From a book published in 1880 about the Roma and some thoughts on how to “improve” their condition in Britain. He traces their history in Britain from their first recorded arrival in Scotland in 1514 and is an interesting and somewhat sympathetic read. Here are some images and a couple snatches of the writing.
“For the dance no music can be better than that of a Gipsy band; there is life and animation in it which carries you away. If you have danced to it yourself, especially in a czardas, then to hear the stirring tones without involuntarily springing up is, I assert, an absolute impossibility.” Poor, deluded mortals, I am afraid they will find—
“Nothing but leaves!
Sad memory weaves
No veil to hide the past;
And as we trace our weary way,
Counting each lost and misspent day,
Sadly we find at last,
Nothing but leaves!”
I was for the first ten minutes fully occupied in trying to keep a respectable distance from a number of dogs of all sizes and breeds, which had the usual appetite for fresh meat and tweed trowsering, and, at the same time, endeavouring in vain to find solid ground upon which to stand, for the place at the entrance and all round the tents was one regular mass of deep “slush.” It soon became known that my p. 228pockets were plentifully supplied with half-ounces of tobacco and sweets. These I soon disposed off, especially the latter, for there seemed no end to the little bare-footed children that could walk, and those that couldn’t were brought in turn by their sisters or brothers. I was invited to visit all the tents, but I could gain but little information beyond an account of the severe winter, bad state of trade, your visit in one of the black, dense fogs, &c.
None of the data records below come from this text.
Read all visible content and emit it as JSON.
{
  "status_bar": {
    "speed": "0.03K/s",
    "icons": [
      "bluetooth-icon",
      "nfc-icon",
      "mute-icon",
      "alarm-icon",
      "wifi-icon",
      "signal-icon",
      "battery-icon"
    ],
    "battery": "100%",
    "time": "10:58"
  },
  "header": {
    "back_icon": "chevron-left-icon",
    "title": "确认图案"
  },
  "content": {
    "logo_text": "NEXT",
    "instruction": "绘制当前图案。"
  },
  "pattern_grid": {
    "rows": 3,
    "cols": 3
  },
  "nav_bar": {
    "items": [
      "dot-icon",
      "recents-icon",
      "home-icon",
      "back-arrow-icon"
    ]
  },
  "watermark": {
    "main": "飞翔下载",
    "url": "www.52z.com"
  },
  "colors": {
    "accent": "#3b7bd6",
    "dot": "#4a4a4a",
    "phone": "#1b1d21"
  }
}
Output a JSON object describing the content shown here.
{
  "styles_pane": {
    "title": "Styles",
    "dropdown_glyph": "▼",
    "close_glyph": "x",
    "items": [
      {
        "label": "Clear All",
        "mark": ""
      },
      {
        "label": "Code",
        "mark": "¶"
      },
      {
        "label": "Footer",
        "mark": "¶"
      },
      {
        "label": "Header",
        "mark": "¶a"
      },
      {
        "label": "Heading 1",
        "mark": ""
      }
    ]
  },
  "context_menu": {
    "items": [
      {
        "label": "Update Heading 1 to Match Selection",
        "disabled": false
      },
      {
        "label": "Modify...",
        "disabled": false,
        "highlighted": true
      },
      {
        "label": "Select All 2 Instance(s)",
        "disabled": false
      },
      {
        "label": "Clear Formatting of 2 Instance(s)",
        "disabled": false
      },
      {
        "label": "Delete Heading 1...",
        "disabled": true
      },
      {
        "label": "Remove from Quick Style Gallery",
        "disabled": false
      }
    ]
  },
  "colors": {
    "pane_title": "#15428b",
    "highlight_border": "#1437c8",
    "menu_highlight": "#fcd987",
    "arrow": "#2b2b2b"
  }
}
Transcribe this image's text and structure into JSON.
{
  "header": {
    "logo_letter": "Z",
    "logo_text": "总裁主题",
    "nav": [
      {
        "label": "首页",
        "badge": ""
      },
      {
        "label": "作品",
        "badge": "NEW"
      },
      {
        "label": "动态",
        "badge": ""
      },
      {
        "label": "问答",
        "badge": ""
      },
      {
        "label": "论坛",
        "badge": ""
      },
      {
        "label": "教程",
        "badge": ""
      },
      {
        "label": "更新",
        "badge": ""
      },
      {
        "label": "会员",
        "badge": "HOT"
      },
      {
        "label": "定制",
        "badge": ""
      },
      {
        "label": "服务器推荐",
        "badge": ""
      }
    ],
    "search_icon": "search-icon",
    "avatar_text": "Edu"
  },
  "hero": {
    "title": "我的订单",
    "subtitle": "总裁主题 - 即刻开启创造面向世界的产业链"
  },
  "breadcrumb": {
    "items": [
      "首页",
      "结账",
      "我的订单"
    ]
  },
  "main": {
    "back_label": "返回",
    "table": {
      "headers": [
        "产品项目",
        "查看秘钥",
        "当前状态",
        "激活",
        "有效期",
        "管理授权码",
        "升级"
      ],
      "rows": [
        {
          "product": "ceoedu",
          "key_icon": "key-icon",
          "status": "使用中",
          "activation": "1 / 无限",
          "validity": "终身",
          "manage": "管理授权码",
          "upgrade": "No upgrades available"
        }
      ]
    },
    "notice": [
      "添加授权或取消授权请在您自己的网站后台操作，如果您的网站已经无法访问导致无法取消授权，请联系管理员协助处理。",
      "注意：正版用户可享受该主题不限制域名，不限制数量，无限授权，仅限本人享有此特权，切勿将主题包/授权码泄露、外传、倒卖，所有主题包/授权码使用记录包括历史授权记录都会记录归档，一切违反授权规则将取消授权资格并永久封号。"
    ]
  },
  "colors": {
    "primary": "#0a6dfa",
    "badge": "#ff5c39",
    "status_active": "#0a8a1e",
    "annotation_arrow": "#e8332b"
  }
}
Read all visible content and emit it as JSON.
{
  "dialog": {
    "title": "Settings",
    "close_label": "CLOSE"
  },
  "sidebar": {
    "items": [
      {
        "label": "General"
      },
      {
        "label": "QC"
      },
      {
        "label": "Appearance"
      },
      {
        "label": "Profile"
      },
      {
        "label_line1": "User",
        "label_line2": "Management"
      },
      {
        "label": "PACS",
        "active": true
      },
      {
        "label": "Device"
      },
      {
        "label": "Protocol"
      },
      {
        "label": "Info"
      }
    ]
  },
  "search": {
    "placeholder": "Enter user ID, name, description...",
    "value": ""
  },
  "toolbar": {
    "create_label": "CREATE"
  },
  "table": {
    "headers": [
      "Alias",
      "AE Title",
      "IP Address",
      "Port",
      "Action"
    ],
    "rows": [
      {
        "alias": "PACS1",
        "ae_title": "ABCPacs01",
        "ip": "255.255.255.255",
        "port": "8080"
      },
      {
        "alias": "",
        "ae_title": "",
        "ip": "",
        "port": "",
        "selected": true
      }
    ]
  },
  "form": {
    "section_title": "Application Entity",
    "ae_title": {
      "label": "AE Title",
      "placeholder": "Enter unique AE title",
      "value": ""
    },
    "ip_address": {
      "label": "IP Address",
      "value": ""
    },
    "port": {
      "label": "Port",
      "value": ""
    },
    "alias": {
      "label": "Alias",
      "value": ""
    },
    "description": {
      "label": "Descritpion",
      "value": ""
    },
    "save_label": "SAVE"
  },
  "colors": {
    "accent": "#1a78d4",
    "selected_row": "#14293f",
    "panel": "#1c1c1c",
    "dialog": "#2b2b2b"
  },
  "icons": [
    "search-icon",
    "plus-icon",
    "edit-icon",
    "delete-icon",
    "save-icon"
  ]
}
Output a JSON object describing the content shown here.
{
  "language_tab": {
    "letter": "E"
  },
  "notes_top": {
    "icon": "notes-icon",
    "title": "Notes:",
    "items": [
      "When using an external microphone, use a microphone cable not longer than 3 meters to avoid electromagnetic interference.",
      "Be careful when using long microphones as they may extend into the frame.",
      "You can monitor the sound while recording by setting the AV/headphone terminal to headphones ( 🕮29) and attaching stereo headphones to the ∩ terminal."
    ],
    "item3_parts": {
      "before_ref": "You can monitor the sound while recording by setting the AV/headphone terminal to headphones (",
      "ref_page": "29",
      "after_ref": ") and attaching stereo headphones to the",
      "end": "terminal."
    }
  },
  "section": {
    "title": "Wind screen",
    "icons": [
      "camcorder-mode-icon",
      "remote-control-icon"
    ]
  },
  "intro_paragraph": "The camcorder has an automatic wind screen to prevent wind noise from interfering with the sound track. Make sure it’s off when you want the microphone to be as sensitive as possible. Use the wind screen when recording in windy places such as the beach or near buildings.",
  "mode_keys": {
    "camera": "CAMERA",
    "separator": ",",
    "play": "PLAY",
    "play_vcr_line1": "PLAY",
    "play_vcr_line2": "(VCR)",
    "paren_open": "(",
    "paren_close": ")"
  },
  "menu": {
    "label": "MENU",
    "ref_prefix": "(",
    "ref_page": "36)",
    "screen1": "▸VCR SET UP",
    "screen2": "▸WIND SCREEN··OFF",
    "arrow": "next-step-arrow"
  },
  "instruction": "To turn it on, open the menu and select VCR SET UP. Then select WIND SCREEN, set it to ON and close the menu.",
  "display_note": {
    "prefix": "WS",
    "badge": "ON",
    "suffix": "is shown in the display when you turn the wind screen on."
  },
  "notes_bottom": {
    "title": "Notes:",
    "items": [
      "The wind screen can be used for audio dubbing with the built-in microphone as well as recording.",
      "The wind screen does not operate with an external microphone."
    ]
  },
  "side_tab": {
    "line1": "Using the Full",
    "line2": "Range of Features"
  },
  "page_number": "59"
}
To be quite honest, I’m mostly into this one for the images but for those interested, the book can be found online HERE.